The death of Oman’s Sultan Qaboos bin Said at the age of 79 marks a significant moment for the state that he ruled for half a century.
A new ruler of Oman, Sultan Qaboos’ cousin Haitham bin Tariq, has been sworn in but he will have a tough act to follow.
His predecessor had built a reputation as a mediator within the Middle East and on a wider scale and his death comes amid escalating global tensions following the killing of a top Iranian general by the US and retaliation by Iran.
Who was Sultan Qaboos bin Said?
Born in Salalah on November 18, 1940, Sultan Qaboos was educated in Britain, including spending time at the Royal Military Academy at Sandhurst.
In 1970, at the age of 29, he overthrew his father Said bin Taimer in a British-assisted coup that marked the start of transformation for Oman.
Sultan Qaboos adopted a far more modern approach than his ultra-conservative father, whose bans included electricity, music and listening to the radio.
His son abolished slavery and used Oman’s oil revenues to establish infrastructure like roads, an electric grid, hospitals, schools and airports, helping turn the state into a tourist destination within the Middle East.
The Sultan, who is believed to have died of colon cancer, had previously spent eight months in a hospital in Germany, with the royal court only saying that the treatment he received was successful.
In December 2019, he travelled to Belgium for a week for what the court described as “medical checks”.
The sultan, who died single with no children, had married his first cousin in 1976 but they divorced three years later.
Why is his death important?
Under Sultan Qaboos, Oman became a mediator within the Middle East, refusing to take sides in various conflicts.
In past years, its role has included helping free US captives in Iran and Yemen, hosting visits by Israeli officials, holding talks between Saudi Arabia and Houthi rebels and also mediating between Iran and the US over the proposed nuclear deal signed in 2015.
In a rare interview with a Kuwaiti newspaper in 2008, he said: “We do not have any conflicts and we do not put fuel on the fire when our opinion does not agree with someone.”
With global tensions higher than ever following the killing of Iranian general Qassem Soleimani by the US in Baghdad and ensuing missile strikes by Iran, the death of Sultan Qaboos could not come at a worse time.
“Maintaining this sort of equidistant type of relationship … is going to be put to the test,” said Gary A Grappo, a former US ambassador to Oman.
“Whoever that person is is going to have an immensely, immensely difficult job. And overhanging all of that will be the sense that he’s not Qaboos because those are impossible shoes to fill.”
What happens now?
Haitham bin Tariq, Oman's culture minister and the cousin of Sultan Qaboos, has been sworn in as the new royal ruler, the government said Saturday.

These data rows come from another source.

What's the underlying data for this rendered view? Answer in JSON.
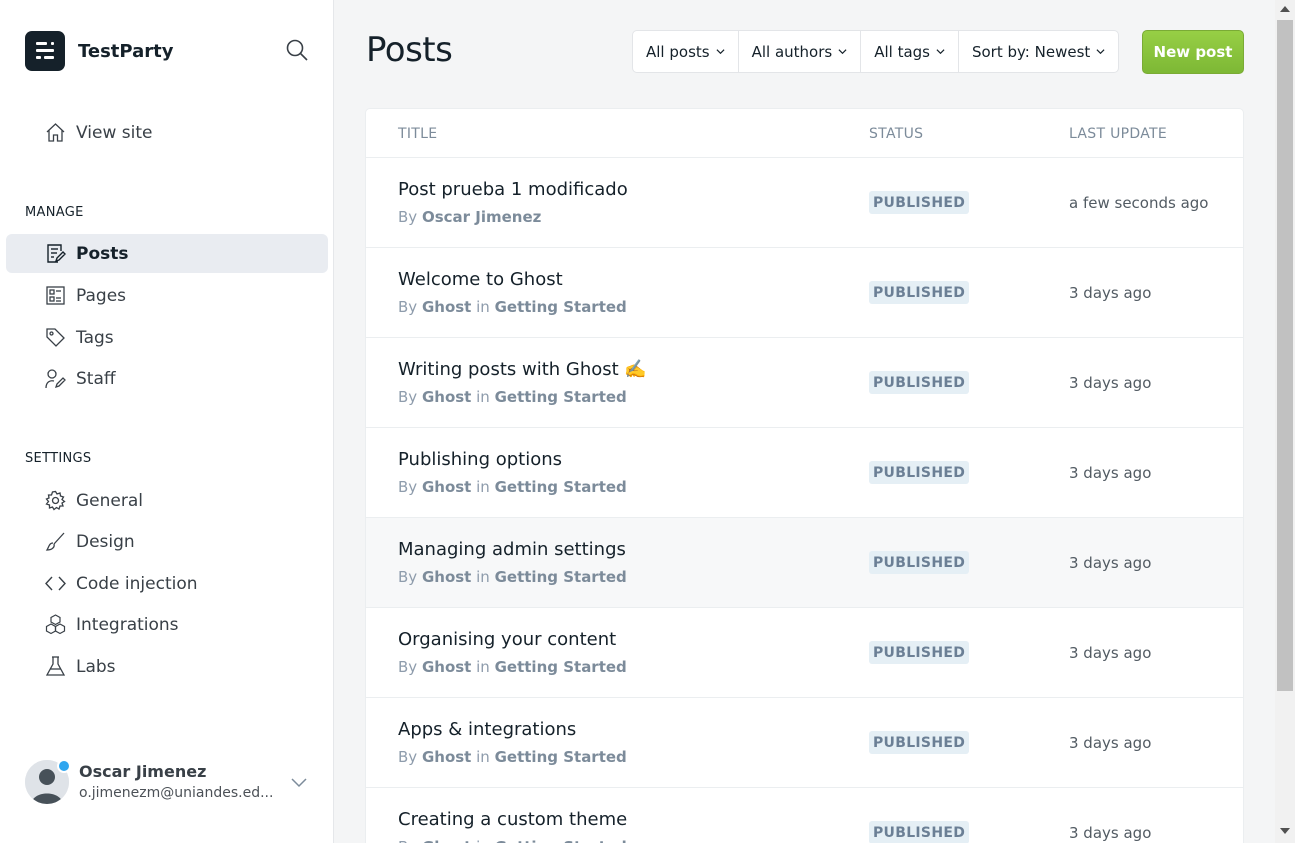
{
  "brand": {
    "name": "TestParty"
  },
  "sidebar": {
    "view_site": "View site",
    "manage_heading": "MANAGE",
    "manage_items": [
      {
        "label": "Posts",
        "icon": "posts-icon",
        "active": true
      },
      {
        "label": "Pages",
        "icon": "pages-icon"
      },
      {
        "label": "Tags",
        "icon": "tag-icon"
      },
      {
        "label": "Staff",
        "icon": "staff-icon"
      }
    ],
    "settings_heading": "SETTINGS",
    "settings_items": [
      {
        "label": "General",
        "icon": "gear-icon"
      },
      {
        "label": "Design",
        "icon": "brush-icon"
      },
      {
        "label": "Code injection",
        "icon": "code-icon"
      },
      {
        "label": "Integrations",
        "icon": "integrations-icon"
      },
      {
        "label": "Labs",
        "icon": "flask-icon"
      }
    ]
  },
  "user": {
    "name": "Oscar Jimenez",
    "email": "o.jimenezm@uniandes.ed..."
  },
  "header": {
    "title": "Posts",
    "filters": [
      "All posts",
      "All authors",
      "All tags",
      "Sort by: Newest"
    ],
    "new_post": "New post"
  },
  "table": {
    "columns": [
      "TITLE",
      "STATUS",
      "LAST UPDATE"
    ],
    "rows": [
      {
        "title": "Post prueba 1 modificado",
        "by": "By",
        "author": "Oscar Jimenez",
        "in": "",
        "tag": "",
        "status": "PUBLISHED",
        "updated": "a few seconds ago"
      },
      {
        "title": "Welcome to Ghost",
        "by": "By",
        "author": "Ghost",
        "in": "in",
        "tag": "Getting Started",
        "status": "PUBLISHED",
        "updated": "3 days ago"
      },
      {
        "title": "Writing posts with Ghost ✍️",
        "by": "By",
        "author": "Ghost",
        "in": "in",
        "tag": "Getting Started",
        "status": "PUBLISHED",
        "updated": "3 days ago"
      },
      {
        "title": "Publishing options",
        "by": "By",
        "author": "Ghost",
        "in": "in",
        "tag": "Getting Started",
        "status": "PUBLISHED",
        "updated": "3 days ago"
      },
      {
        "title": "Managing admin settings",
        "by": "By",
        "author": "Ghost",
        "in": "in",
        "tag": "Getting Started",
        "status": "PUBLISHED",
        "updated": "3 days ago"
      },
      {
        "title": "Organising your content",
        "by": "By",
        "author": "Ghost",
        "in": "in",
        "tag": "Getting Started",
        "status": "PUBLISHED",
        "updated": "3 days ago"
      },
      {
        "title": "Apps & integrations",
        "by": "By",
        "author": "Ghost",
        "in": "in",
        "tag": "Getting Started",
        "status": "PUBLISHED",
        "updated": "3 days ago"
      },
      {
        "title": "Creating a custom theme",
        "by": "By",
        "author": "Ghost",
        "in": "in",
        "tag": "Getting Started",
        "status": "PUBLISHED",
        "updated": "3 days ago"
      }
    ]
  },
  "colors": {
    "accent": "#8cc63f",
    "active_nav": "#e9ecf1",
    "badge_bg": "#e5eff5",
    "notification": "#30a6ef"
  }
}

At the time of his death, Qaboos had no children and had not publicly appointed a successor but had recorded his choice in a sealed envelope.
According to the law in Oman, the royal family has to choose a new sultan within three days and if it can not agree, it chooses the person picked by the Sultan in their letter.
The government said in a tweet: “Haitham bin Tariq was sworn in as the new sultan of the country... after a meeting of the family which decided to appoint the one who was chosen by the sultan.”